Pacific youth need action on climate change, Vanuatu PM says, as leaders seek to appeal to world’s highest court

Vanuatu’s Prime Minister has criticised the slow pace of international negotiations to reduce carbon emissions as “totally out of step” with the threat facing Pacific Island nations.

Bob Loughman is pushing to take climate change to the international court, rallying 15 Pacific Island leaders who have come together in Fiji this week for the Pacific Islands Forum. 

“Young people simply cannot wait,” he said, referring to the need for world leaders to take urgent action on climate change.

The forum has discussed how to increase international support and funding to fight the impacts of climate change, as well as China’s ambition for greater security ties across the region.

Mr Loughman said the world’s highest court, the International Court of Justice (ICJ), could play a key role in compelling states to protect future generations from climate change impacts. 

He said an advisory opinion issued by the ICJ would also help boost funding for Pacific Island countries to rebuild communities affected by sea level rise.

‘Take action to fight this emergency’

Bob Loughman walks through a room wearing a red and white Pacific shirt and a beaded necklace.
Bob Loughman wants the ICJ to issue an advisory opinion on climate change. (Vanuatu Daily Post: Dan McGarry, file)

In calling on the United Nations General Assembly to back an ICJ case, Mr Loughman said Vanuatu had gained “unanimous support” from forum members. 

Developed nations most responsible for climate change have been reluctant to commit to financing for low-lying island states to deal with the loss and damage caused by rising sea levels.

But an ICJ opinion would speed up the mobilisation of climate funds, put human rights at the centre of the debate and respond to the demands of young people, Mr Loughman told a community dialogue in Suva on the sidelines of the forum.

“Time seems totally out of step with the reality of climate change’s impact on the lives of Pacific people,” he said.

Climate change has been a major focus of the forum, despite the shock withdrawal of Kiribati, discussions over a bid by China to sign a regional trade and security pact, and the announcement that US Vice President Kamala Harris would make a virtual address.

On Tuesday, Fiji Prime Minister Frank Bainimarama told the forum the region was in a state of turmoil from the economic shocks of the COVID-19 pandemic and the threat of climate change, and as superpowers and some middle powers “clamour to shape the world in their favour”.

Pacific leaders exchange agreements
Frank Bainimarama (right) has called for regional unity at the forum. (Supplied: Government of the Federated States of Micronesia)

‘We will forge ahead together’

Mr Bainimarama said the most important question for the forum was regional unity.

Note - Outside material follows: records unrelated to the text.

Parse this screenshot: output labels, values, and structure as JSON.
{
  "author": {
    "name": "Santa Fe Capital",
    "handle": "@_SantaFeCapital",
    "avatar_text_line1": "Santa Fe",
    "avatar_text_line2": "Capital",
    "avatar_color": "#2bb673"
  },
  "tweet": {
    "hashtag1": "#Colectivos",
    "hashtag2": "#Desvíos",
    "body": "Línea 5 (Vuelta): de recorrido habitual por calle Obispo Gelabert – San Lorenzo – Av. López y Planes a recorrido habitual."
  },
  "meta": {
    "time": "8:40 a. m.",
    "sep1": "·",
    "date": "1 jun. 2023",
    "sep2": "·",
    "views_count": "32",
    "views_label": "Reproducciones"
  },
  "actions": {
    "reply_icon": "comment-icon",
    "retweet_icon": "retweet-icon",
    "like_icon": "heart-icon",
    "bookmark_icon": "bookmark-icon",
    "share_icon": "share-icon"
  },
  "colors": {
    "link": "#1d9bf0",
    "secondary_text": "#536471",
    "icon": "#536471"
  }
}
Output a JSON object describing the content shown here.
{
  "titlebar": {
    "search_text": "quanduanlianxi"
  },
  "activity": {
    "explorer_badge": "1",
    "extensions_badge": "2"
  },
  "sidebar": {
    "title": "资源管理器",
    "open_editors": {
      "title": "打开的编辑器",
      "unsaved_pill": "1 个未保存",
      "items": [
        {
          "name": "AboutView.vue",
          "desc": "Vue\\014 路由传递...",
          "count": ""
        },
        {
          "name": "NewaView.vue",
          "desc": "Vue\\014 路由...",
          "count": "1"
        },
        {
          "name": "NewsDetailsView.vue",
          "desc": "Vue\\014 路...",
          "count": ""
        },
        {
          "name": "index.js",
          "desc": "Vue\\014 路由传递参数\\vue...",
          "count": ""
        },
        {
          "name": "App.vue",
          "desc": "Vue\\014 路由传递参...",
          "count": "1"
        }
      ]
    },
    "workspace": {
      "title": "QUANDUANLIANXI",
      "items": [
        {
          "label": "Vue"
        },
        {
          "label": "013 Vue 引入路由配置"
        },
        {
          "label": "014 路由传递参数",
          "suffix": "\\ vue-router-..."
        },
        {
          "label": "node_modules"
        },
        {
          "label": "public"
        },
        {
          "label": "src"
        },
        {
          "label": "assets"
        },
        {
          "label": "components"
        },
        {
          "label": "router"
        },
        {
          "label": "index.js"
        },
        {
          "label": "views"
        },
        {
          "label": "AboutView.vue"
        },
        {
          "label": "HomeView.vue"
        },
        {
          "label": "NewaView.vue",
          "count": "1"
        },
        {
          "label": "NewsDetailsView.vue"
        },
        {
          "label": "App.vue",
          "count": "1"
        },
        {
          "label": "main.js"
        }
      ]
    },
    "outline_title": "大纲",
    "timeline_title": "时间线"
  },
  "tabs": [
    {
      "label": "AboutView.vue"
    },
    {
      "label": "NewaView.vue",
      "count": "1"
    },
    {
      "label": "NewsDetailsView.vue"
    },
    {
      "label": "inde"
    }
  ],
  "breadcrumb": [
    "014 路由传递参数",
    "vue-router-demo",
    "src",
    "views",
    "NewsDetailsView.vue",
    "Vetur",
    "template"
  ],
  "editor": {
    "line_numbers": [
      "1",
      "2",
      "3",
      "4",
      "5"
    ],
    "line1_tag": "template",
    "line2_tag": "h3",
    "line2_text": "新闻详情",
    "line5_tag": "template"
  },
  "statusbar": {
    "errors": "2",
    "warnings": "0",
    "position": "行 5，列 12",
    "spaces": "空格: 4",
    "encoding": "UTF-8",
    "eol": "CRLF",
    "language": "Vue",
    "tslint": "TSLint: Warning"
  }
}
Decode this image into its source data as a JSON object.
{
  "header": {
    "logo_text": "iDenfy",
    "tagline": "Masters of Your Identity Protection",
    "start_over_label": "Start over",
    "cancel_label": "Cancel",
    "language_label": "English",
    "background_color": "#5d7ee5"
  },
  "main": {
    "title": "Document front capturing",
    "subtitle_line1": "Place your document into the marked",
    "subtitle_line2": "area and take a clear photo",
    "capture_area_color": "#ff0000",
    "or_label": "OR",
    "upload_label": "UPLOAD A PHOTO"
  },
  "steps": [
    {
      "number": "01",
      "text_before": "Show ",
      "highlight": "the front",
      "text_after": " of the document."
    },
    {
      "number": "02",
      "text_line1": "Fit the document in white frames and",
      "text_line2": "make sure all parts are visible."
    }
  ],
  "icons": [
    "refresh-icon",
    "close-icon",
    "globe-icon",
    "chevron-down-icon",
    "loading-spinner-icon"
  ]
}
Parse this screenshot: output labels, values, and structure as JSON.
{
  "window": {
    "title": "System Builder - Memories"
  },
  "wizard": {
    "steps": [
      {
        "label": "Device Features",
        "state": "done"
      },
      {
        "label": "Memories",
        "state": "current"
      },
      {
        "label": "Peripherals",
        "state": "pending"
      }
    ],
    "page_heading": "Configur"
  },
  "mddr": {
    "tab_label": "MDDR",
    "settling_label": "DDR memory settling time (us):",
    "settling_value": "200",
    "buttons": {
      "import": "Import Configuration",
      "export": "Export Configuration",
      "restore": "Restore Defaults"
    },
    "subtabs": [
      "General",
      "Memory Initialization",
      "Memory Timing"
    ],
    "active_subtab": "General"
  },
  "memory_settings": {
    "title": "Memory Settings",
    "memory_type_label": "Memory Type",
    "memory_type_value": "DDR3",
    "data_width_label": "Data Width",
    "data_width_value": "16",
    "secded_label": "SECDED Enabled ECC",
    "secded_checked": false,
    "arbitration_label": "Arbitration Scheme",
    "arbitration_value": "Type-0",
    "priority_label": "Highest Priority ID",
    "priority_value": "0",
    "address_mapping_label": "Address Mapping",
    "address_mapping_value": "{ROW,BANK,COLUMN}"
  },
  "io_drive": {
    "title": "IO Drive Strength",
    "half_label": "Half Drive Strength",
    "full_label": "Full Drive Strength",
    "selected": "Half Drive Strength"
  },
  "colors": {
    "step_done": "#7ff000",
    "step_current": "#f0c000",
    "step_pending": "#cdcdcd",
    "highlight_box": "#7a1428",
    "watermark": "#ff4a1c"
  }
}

“Will we forge ahead together, will we take individual paths, will we be assertive or leave it to others to decide our fate?,” he asked. 

Australian Foreign Minister Penny Wong said forum members, including Australia, would seek reconciliation with Kiribati.

ABC/Reuters